Laplacian Of Gaussian (MarrHildreth) Edge Detector
The following are my notes on part of the Edge Detection lecture by Dr. Shah: Lecture 03 – Edge Detection

Noise can really affect edge detection, because noise can cause one pixel to look very different from its neighbors.

To account for this, we take advantage of the fact that neighboring pixels along an edge tend to look similar.

Gaussian smoothing helps eliminate noise. The larger the sigma, the greater the smoothing.

The simplest edge detectors are the Prewit and Sobel edge detectors. These are pretty old.

Laplacian of Gaussian (MarrHildreth) is better.

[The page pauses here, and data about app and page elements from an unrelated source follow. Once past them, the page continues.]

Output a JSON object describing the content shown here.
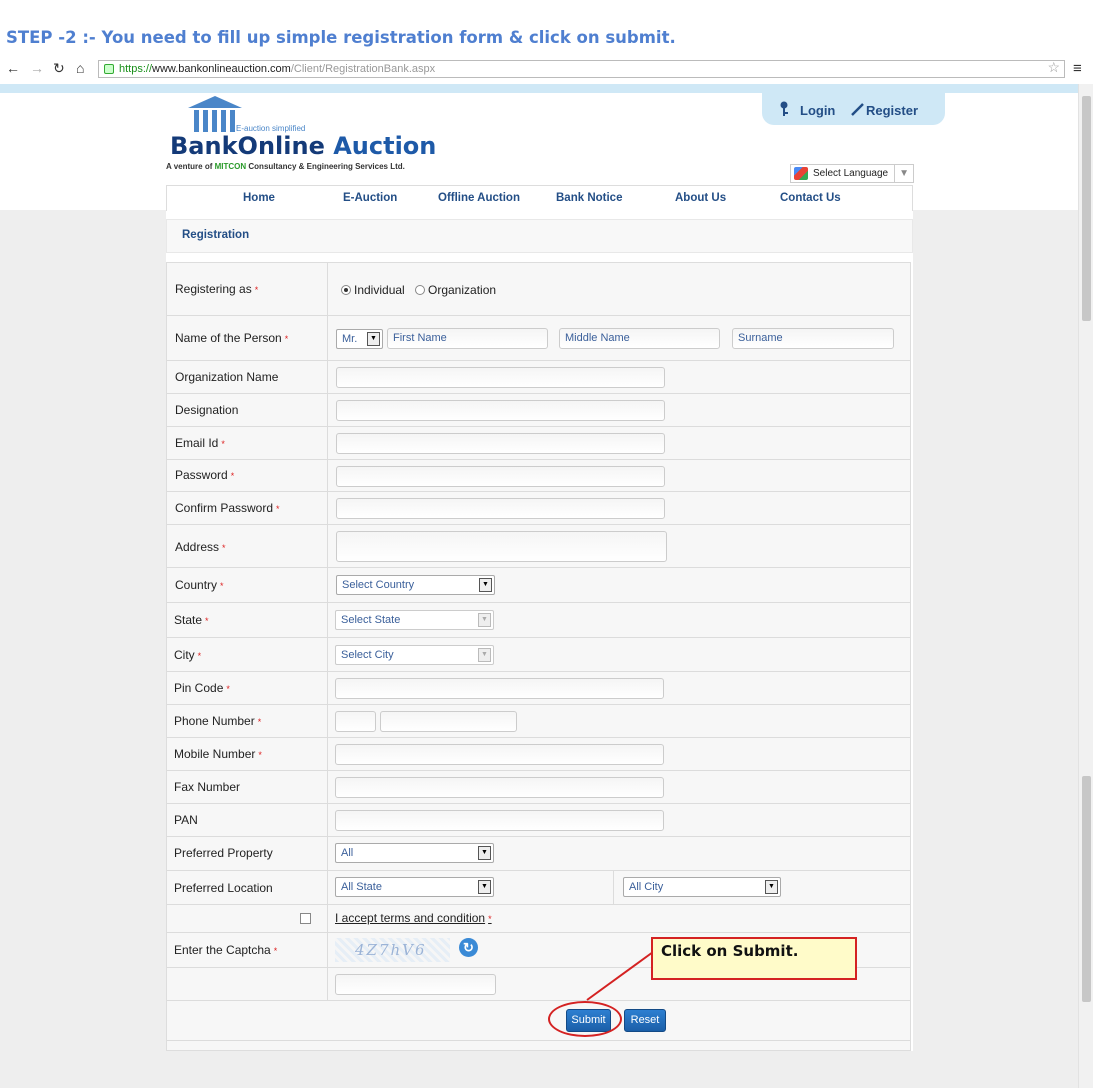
{
  "instruction": "STEP -2 :- You need to fill up simple registration form & click on submit.",
  "browser": {
    "url_scheme": "https://",
    "url_host": "www.bankonlineauction.com",
    "url_path": "/Client/RegistrationBank.aspx"
  },
  "logo": {
    "tagline": "E-auction simplified",
    "name_part1": "BankOnline ",
    "name_part2": "Auction",
    "venture_prefix": "A venture of ",
    "venture_mitcon": "MITCON",
    "venture_suffix": " Consultancy & Engineering Services Ltd."
  },
  "header": {
    "login": "Login",
    "register": "Register",
    "language": "Select Language"
  },
  "nav": [
    "Home",
    "E-Auction",
    "Offline Auction",
    "Bank Notice",
    "About Us",
    "Contact Us"
  ],
  "form": {
    "title": "Registration",
    "required_mark": "*",
    "registering_as": {
      "label": "Registering as",
      "options": [
        "Individual",
        "Organization"
      ],
      "selected": "Individual"
    },
    "name_person": {
      "label": "Name of the Person",
      "title_value": "Mr.",
      "first": "First Name",
      "middle": "Middle Name",
      "surname": "Surname"
    },
    "organization_name": "Organization Name",
    "designation": "Designation",
    "email": "Email Id",
    "password": "Password",
    "confirm_password": "Confirm Password",
    "address": "Address",
    "country": {
      "label": "Country",
      "value": "Select Country"
    },
    "state": {
      "label": "State",
      "value": "Select State"
    },
    "city": {
      "label": "City",
      "value": "Select City"
    },
    "pin_code": "Pin Code",
    "phone": "Phone Number",
    "mobile": "Mobile Number",
    "fax": "Fax Number",
    "pan": "PAN",
    "preferred_property": {
      "label": "Preferred Property",
      "value": "All"
    },
    "preferred_location": {
      "label": "Preferred Location",
      "state": "All State",
      "city": "All City"
    },
    "terms": "I accept terms and condition",
    "captcha": {
      "label": "Enter the Captcha",
      "text": "4Z7hV6"
    },
    "submit": "Submit",
    "reset": "Reset"
  },
  "annotation": "Click on Submit.",
  "colors": {
    "accent": "#234e86",
    "heading": "#4f7fd0",
    "callout_border": "#d42222",
    "callout_bg": "#fffbc9"
  }
}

Even better: Gradient of Gaussian (Canny)
**Prewitt and Sobel: **

Compute derivatives in x and y directions.

Find gradient magnitude

Threshold the magnitude.
Copmuting derivatives: **First you smooth out the images by averaging with the mask: The below image shows the Prewitt mask in the xdirection. The right hand side represents the operator as two operations. The vertical vector represents a smoothing of the image by averaging. The horizontal vector represents the derivative in the x direction. These two operations can be combined into a single mask as shown on the left hand side. **
**Copmuting the magnitude of the vector incorporates both the the derivative in the x and y direction, and this ensures that we’re able to detect edges at any angle (not just horizontal or vertical edges). ** MarrHildreth **The MarrHildreth operator is also called the Laplacian of Gaussian, which I saw referenced in SIFT…** **

Apply Gaussian smoothing

Take the second derivative and look for zero crossings (where 2nd derivative = 0, but is not constant 0)
1. When the first derivative is at a maxima or minima the second derivative is 0.
2. Pixels where a zero crossing occurs are marked as edges (if the slope of the crossing exceeds a threshold).
3. Look for zero crossings along each row (why not by columns, too?)

According to Wikipedia, this edge detector is more of historical significance because it has a couple serious flaws, and the Canny edge detector is better.

MarrHildreth performs the smoothing using the Gaussian instead of just simple averaging. We already know that the Gaussian does a better job of smoothing, so that’s already one improvement.

The second order derivative is the Laplacian?
 Rather than convolve the image with the gaussian and take the second order derivative of the result, you can actually take the 2nd derivative of the gaussian itself.
**
 You can precompute the mask values, as shown below. He generally uses a sigma of 1, so I assume that’s the case here:
** **
[8:14 Lecture 3]

Zero crossings occur in the image wherever a positive value is followed by a negative value, or vice versa. Or there may even be a 0 in between a positive and negative value.
 The absolute difference between the negative and positive values gives you the slope of the crossing, which is a measure of the strength of the edge.

In the same way that we were able to separate the Gaussian filter to improve performance, we can separate the Laplacian of Gaussian
** [15:40 Lecture 3]  Note: g(x) and g(y) should be switched!

The Gaussian filter can be applied with 2n multiplications (where n is the mask size), but the LoG requires 4n.

This requires four passes of the image to apply the 1D vectors (with a final fifth pass to sum the results?)